  • Health financing in Africa: overview of a dialogue among high level policy makers. Sambo, Luis Gomes; Kirigia, Joses Muthuri; Ki-Zerbo, Georges // BMC Proceedings;Jan2011 Supplement 5, Vol. 5, p1 

    Background: Even though Africa has the highest disease burden compared with other regions, it has the lowest per capita spending on health. In 2007, 27 (51%) out the 53 countries spent less than US$50 per person on health. Almost 30% of the total health expenditure came from governments, 50%...

  • WHO wants safer medicines for children. Choonara, Imti // Archives of Disease in Childhood;Jun2008, Vol. 93 Issue 6, p456 

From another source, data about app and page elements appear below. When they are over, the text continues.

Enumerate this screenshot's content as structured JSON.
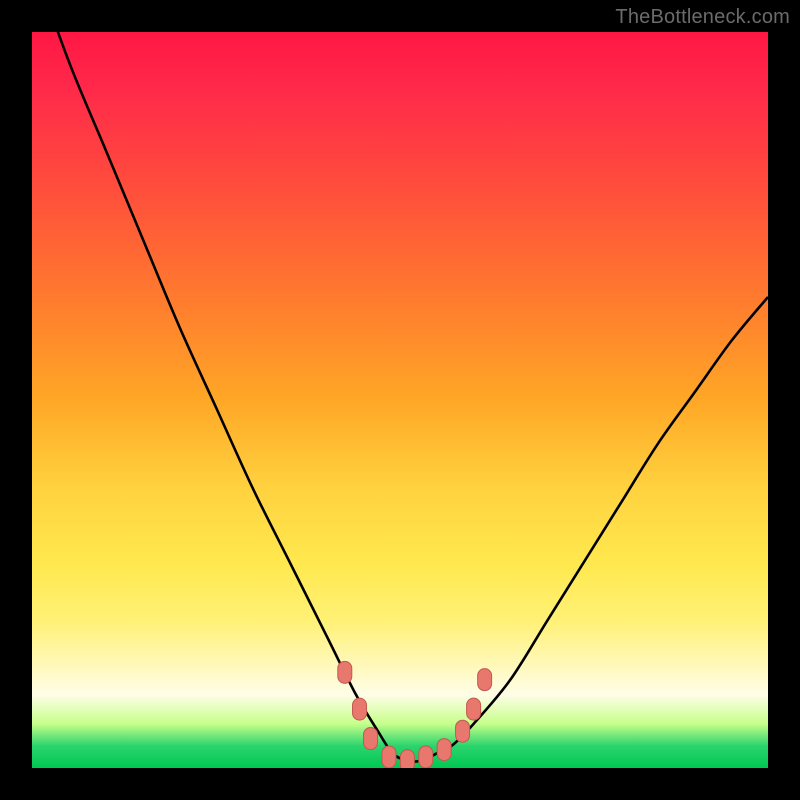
{
  "watermark": "TheBottleneck.com",
  "colors": {
    "frame": "#000000",
    "curve": "#000000",
    "marker_fill": "#e8776e",
    "marker_stroke": "#c4584f",
    "gradient_top": "#ff1744",
    "gradient_mid": "#ffd23f",
    "gradient_bottom": "#00c853"
  },
  "chart_data": {
    "type": "line",
    "title": "",
    "xlabel": "",
    "ylabel": "",
    "xlim": [
      0,
      100
    ],
    "ylim": [
      0,
      100
    ],
    "grid": false,
    "legend": null,
    "series": [
      {
        "name": "bottleneck-curve",
        "x": [
          0,
          5,
          10,
          15,
          20,
          25,
          30,
          35,
          40,
          44,
          47,
          49,
          51,
          53,
          55,
          57,
          60,
          65,
          70,
          75,
          80,
          85,
          90,
          95,
          100
        ],
        "y": [
          110,
          96,
          84,
          72,
          60,
          49,
          38,
          28,
          18,
          10,
          5,
          2,
          1,
          1,
          2,
          3,
          6,
          12,
          20,
          28,
          36,
          44,
          51,
          58,
          64
        ]
      }
    ],
    "markers": [
      {
        "x": 42.5,
        "y": 13
      },
      {
        "x": 44.5,
        "y": 8
      },
      {
        "x": 46.0,
        "y": 4
      },
      {
        "x": 48.5,
        "y": 1.5
      },
      {
        "x": 51.0,
        "y": 1
      },
      {
        "x": 53.5,
        "y": 1.5
      },
      {
        "x": 56.0,
        "y": 2.5
      },
      {
        "x": 58.5,
        "y": 5
      },
      {
        "x": 60.0,
        "y": 8
      },
      {
        "x": 61.5,
        "y": 12
      }
    ]
  }
}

    The author reflects on the interest shown by the World Health Organization (WHO) in ensuring that children receive medicines that are both safe and effective. The author comments that the publication of "Promoting Safety of Medicine for Children" by the WHO recognizes that children have...

  • THE JECH GALLERY: Playing it safe. Coulson, Jo C.; Maudsley, Martin // Journal of Epidemiology & Community Health;Oct2007, Vol. 61 Issue 10, p876 

    The article highlights a social comment summarizing the complexities of health advocacy for the public health and child development communities, which was sprayed on a wall in an inner suburb of Bristol, England. The author believes that the artist has poignantly captured the risk-oriented...


Read the Article


Sorry, but this item is not currently available from your library.

Try another library?
Sign out of this library

Other Topics